What's needed is the listing below, repeated word for word with no pictures.
***** DATA EXCERPTS
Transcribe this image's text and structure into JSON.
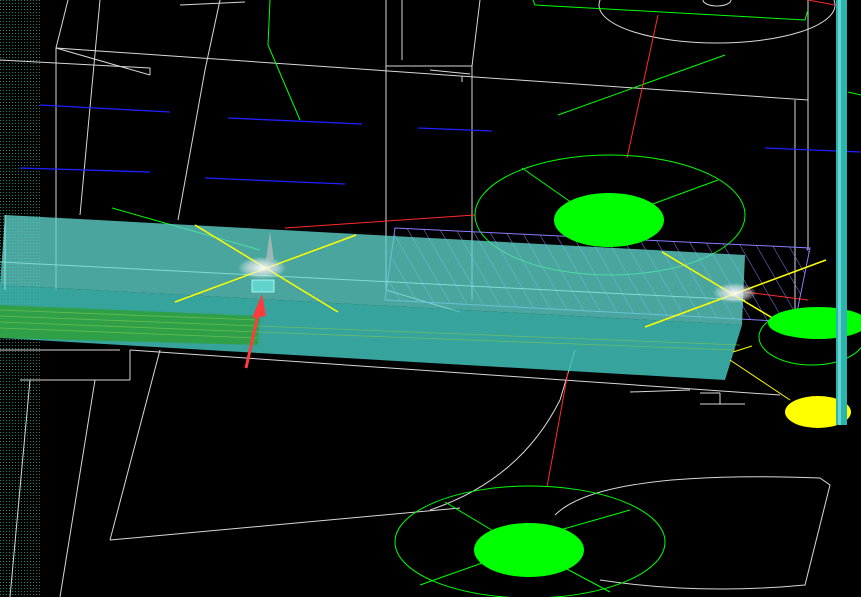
{
  "viewport": {
    "background": "#000000"
  },
  "colors": {
    "wireframe": "#d8d8d8",
    "cyan_solid": "#3fbfb8",
    "cyan_top": "#5fd3cc",
    "green": "#00ff00",
    "yellow": "#ffff00",
    "red": "#ff2a2a",
    "blue": "#2020ff",
    "hatch": "#8a7cff",
    "arrow": "#ff3b3b",
    "pipe": "#2bb3ad"
  },
  "icons": {
    "arrow": "red-arrow-icon",
    "highlight": "glow-highlight-icon"
  }
}
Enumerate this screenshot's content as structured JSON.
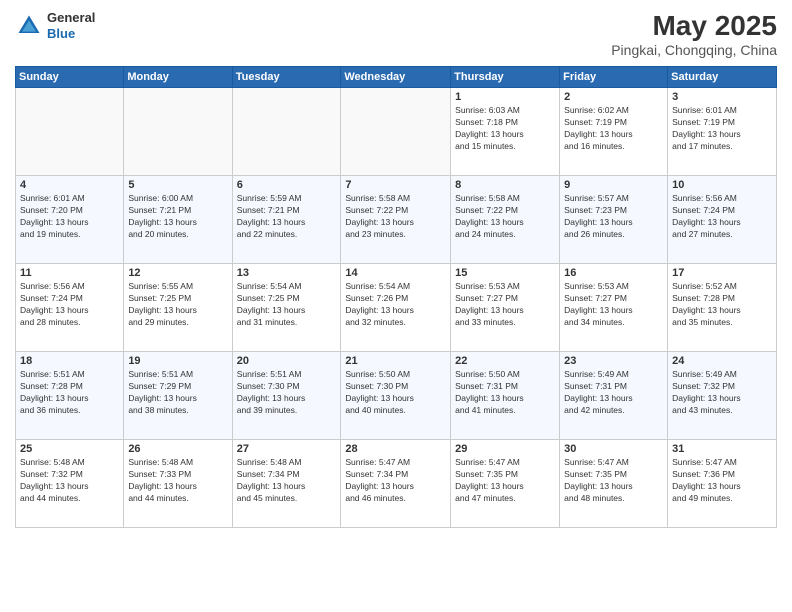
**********
_ANSWER SECTION_.
Transcribe this image's text and structure into JSON.
{
  "viewport": {
    "background": "#000000"
  },
  "colors": {
    "wireframe": "#d8d8d8",
    "cyan_solid": "#3fbfb8",
    "cyan_top": "#5fd3cc",
    "green": "#00ff00",
    "yellow": "#ffff00",
    "red": "#ff2a2a",
    "blue": "#2020ff",
    "hatch": "#8a7cff",
    "arrow": "#ff3b3b",
    "pipe": "#2bb3ad"
  },
  "icons": {
    "arrow": "red-arrow-icon",
    "highlight": "glow-highlight-icon"
  }
}
Enumerate this screenshot's content as structured JSON.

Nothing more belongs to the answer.